All right, so this guy doesn’t have anything to do food, drink or travel, but he’s pretty darn cute and amusing, so he gets to be on the blog anyway. He just brought his snack back and was having trouble getting the entire thing down. (This is not a bird with a lizard tongue! That is a little fishy tail hanging out of his beak.)

Manu-o-Kū, or white fairy tern, enjoying a snack. © 2014 Sugar + Shake

We think this is a juvenile bird, perhaps one of last year’s chicks, but it could also be a parent. There are several Manu-o-Kū, or white fairy terns, that call the monkeypod tree behind our building home. The tree is right on eye-level with where I park my car, and one day, several years ago, we were surprised to see an adorable ball of fuzz perched on a branch. Long story short, each year sometime between March and May, the birds “nest,” each pair trying to hatch one little chick.

I say “nest” because they don’t build them. They plop that egg down on a branch and sit on it for about a month. We feel like this habit is partially what has led to their “threatened” status. They don’t exactly pick the best places. Not all the pairs in our tree are successful, though if it’s early enough in the season, they’ll try again if the first egg doesn’t hatch. Once or twice, we’ve been lucky enough to have two chicks in a season. But more often than not, there’s just one chick out of the two or three breeding pairs that we’ll see zooming around.

The parents take turns sitting on the egg (and, once it hatches, the chick), the non-sitter flying out to sea to hunt for fish, which they’ll bring back to feed their baby.

The chicks start out as the cutest little poofballs and eventually turn into graceful, white birds rocking the goth eyeliner look. It’s funny to watch the chicks “grow into their eyeliner.”

If you want to know more about these birds, this is an excellent post with some fantastic photos—better than most of the ones I’ve taken.

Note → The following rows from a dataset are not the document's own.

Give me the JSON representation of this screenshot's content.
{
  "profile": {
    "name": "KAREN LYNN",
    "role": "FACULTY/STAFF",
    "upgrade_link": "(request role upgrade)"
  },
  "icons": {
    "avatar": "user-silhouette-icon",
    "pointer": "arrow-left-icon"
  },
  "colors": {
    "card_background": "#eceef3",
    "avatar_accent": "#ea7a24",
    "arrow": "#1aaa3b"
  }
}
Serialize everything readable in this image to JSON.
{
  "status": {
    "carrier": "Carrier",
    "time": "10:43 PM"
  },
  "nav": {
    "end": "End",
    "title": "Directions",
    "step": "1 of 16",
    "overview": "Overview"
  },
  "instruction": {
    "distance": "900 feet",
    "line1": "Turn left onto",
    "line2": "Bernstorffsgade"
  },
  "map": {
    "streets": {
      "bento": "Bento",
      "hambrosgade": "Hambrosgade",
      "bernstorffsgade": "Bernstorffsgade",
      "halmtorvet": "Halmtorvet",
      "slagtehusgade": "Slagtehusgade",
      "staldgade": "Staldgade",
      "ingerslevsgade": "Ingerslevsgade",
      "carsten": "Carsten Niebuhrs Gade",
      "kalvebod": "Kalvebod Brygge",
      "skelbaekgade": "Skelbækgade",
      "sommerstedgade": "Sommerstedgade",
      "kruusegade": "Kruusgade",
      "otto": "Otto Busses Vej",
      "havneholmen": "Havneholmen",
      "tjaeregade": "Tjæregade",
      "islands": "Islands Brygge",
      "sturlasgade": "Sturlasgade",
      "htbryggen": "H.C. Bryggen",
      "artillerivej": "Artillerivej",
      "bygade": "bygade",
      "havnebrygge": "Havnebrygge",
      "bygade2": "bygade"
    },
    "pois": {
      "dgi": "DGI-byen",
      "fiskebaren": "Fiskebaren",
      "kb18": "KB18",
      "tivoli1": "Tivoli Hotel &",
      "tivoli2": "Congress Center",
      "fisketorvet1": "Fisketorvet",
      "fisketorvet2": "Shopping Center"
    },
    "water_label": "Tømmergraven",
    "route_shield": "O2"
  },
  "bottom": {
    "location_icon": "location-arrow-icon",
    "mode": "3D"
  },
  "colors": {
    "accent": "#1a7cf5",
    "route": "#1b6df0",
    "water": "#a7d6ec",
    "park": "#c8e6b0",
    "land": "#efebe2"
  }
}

Next time you’re outside, take a look up—you may spot these elegant guys soaring in the sky, or a ridiculous little feathery fuzzball perched on a branch.